Warning: this is part five of what is intended to be a nine-part blog looking and expanding on what identity is!
If you have arrived here directly, then please go back and start at part 1 - after all, in the Identity world context is everything! [sorry for the identity in-joke].
Part Five - Why privacy and anonymity must be at the heart of your digital identity ecosystem
There are two famous (prophetic, as they are now over twenty years old,) quotes about tech and privacy:
“The privacy you’re concerned about is largely an illusion. All you have to give up is your illusions, not any of your privacy.” Oracle CEO Larry Ellison in 2001
“You have zero privacy anyway. Get over it.” SUN Microsystems CEO Scott McNealy in 1999.
If you do not already subscribe, then Have I Been Pwned? allows you to search across multiple data breaches to see if your email address or phone number has been compromised. At the last count my personal data has been exposed in seventeen major breaches; everything from date-of-birth, to home address and phone numbers.

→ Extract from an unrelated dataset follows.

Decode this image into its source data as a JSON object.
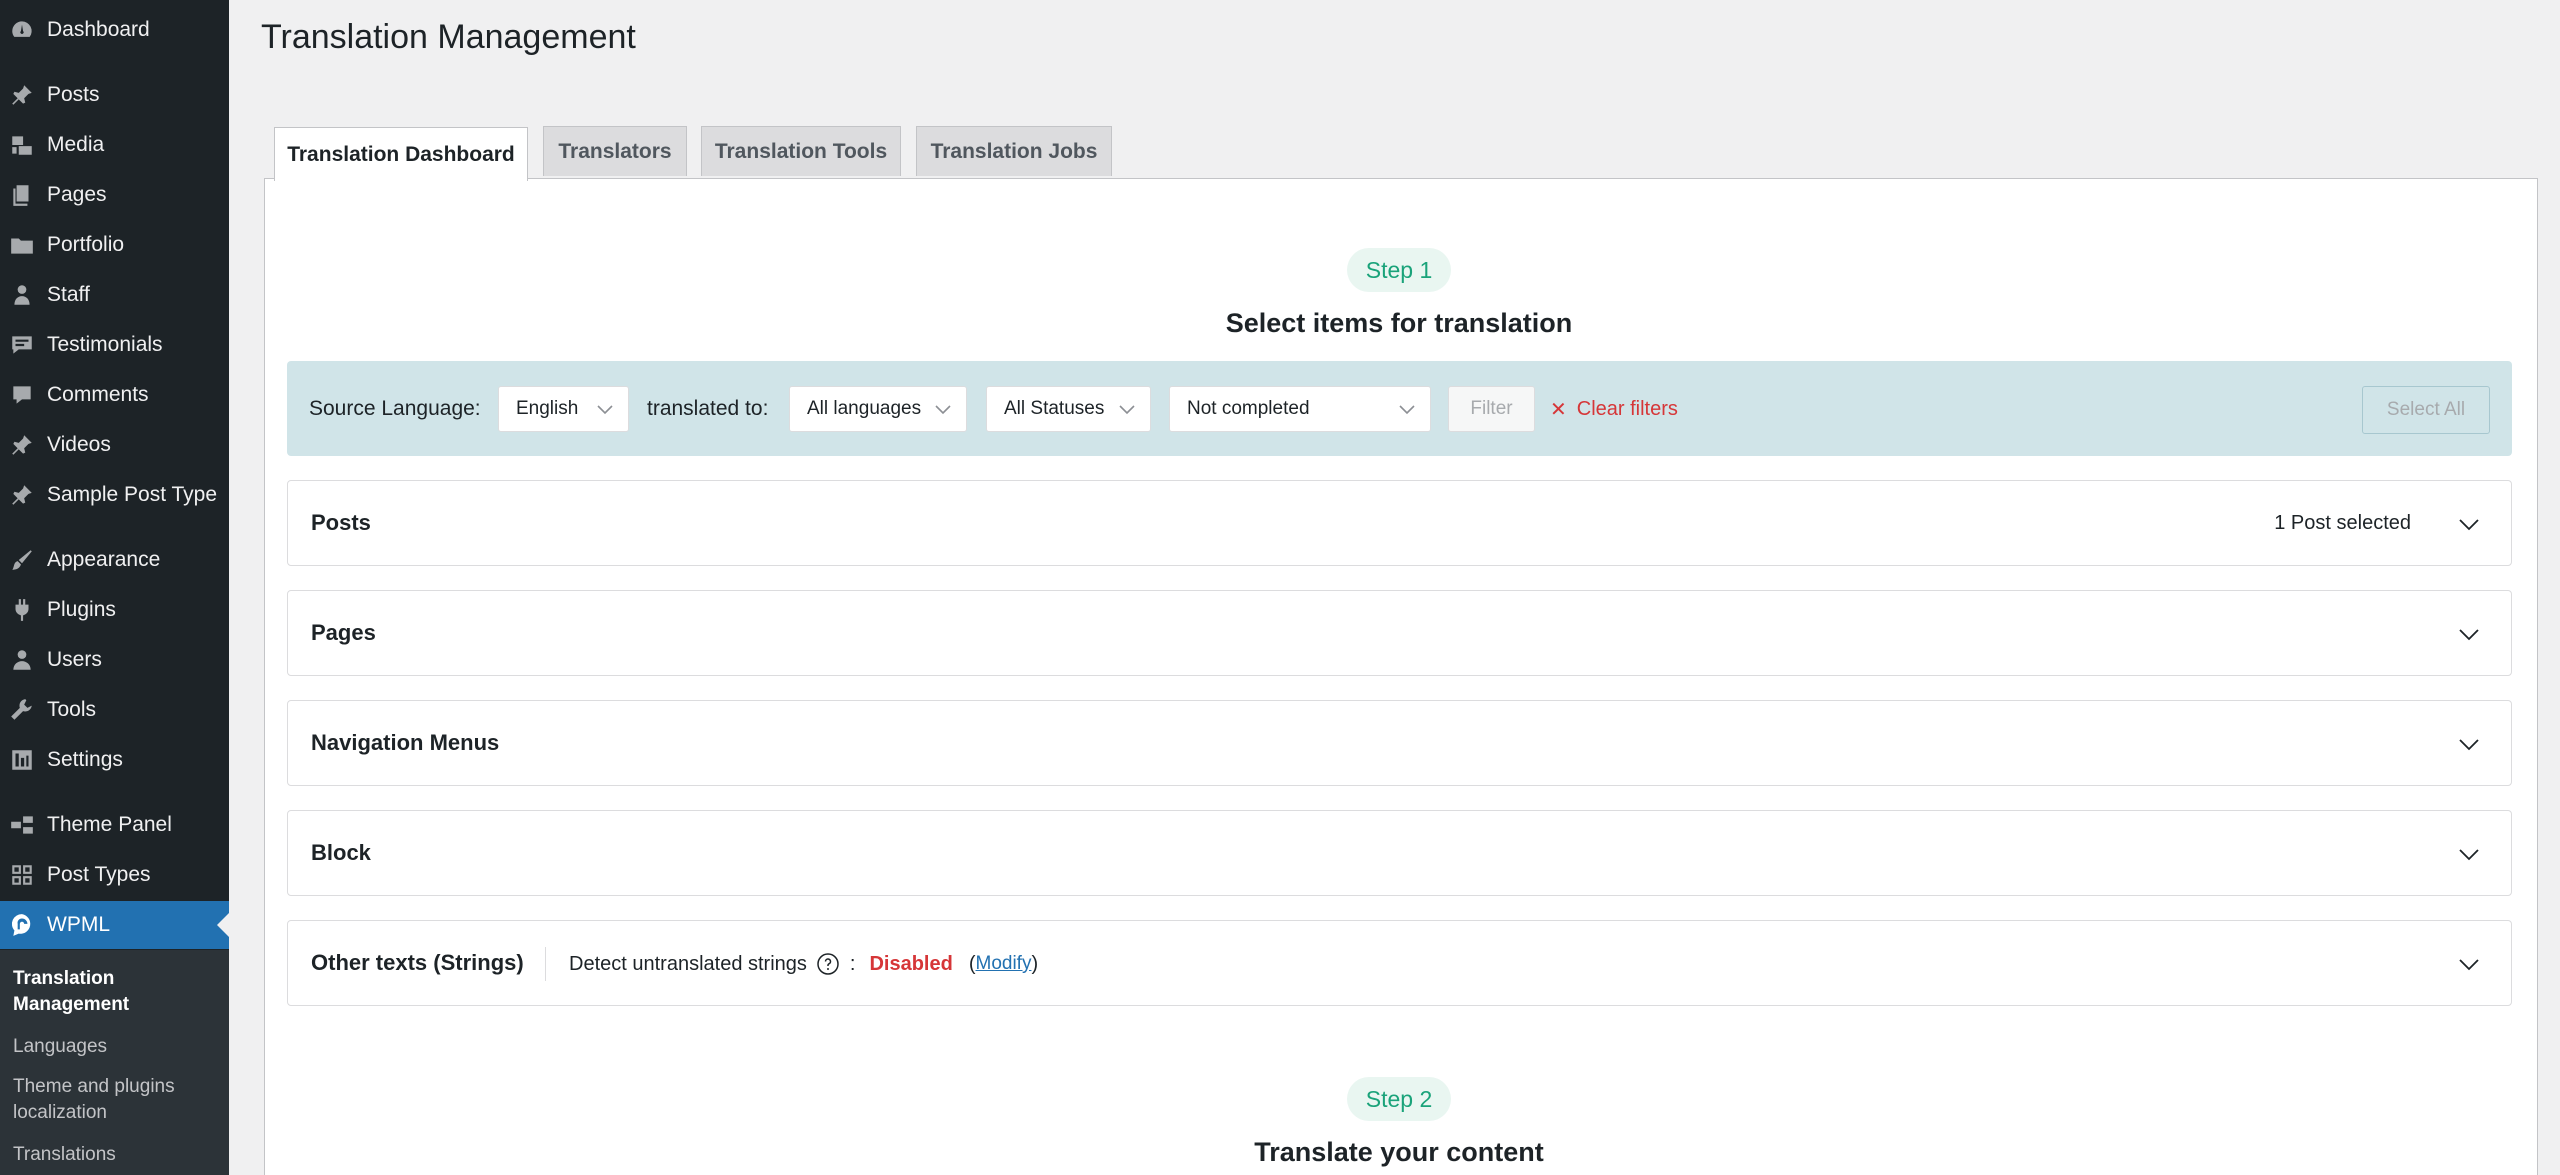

And that’s before you perform a dark-web trawl on your name / job / company, and that’s even more scary.
Which leads us to the first (linked) conclusions:
If all your attributes are known, then what you should actually care about is: someone else being able to assert them as “proof” they are you.
When someone/something asserts that they are a particular entity (“hello I’m from your bank”) how can you verify the veracity of said assertion?
However, there are areas of your life where a failure of privacy is hazardous to your life: for example one of our collaborators is an Iraqi Kurd who lived in Iraq during the reign of Saddam Hussain; or that you have a subscription to “Gay Times” if you are living/working in Afghanistan; both attributes (or whole persona) that containing SPI (Sensitive Personal Information).
Which leads us to the first three tenets for privacy;
However, to ensure an ecosystem with privacy at its core; then THE fundamental design principle is the need for 100% anonymity at the root of any identity.
Though counter-intuitive to most identity and security professionals, it’s actually fairly obvious; that if you want to be able to issue linked assertions from disparate personas (see part four), then:
There must be a common root; AND
Only said entity must be in sole control of it; AND THEREFORE
It must be known and accessible only to that entity.
In addition, using this root of trust to make linked assertions, then the relying party (the entity receiving and needing to verify the linked assertion) must also understand the method by which the issuing entity is linked (the level of immutable linkage) to the root of trust; thus, they are able to factor this into their risk-equation for the transaction.
In real-life, you are your own Core Identity, and the immutable linkage between you and the assertion(s) is generally an approved photo ID (Entity:person → photo → name → matched attribute assertions).
Implementing this in the digital realm, there needs to be a known linkage between the entity:person with their “Core Identity” and their “Core Identifier” (their 100% anonymous “cryptographic root of trust”).
In part six, I will look at why understanding the “locus-of-control” problem is fundamental to proposing any solution in the identity ecosystem space.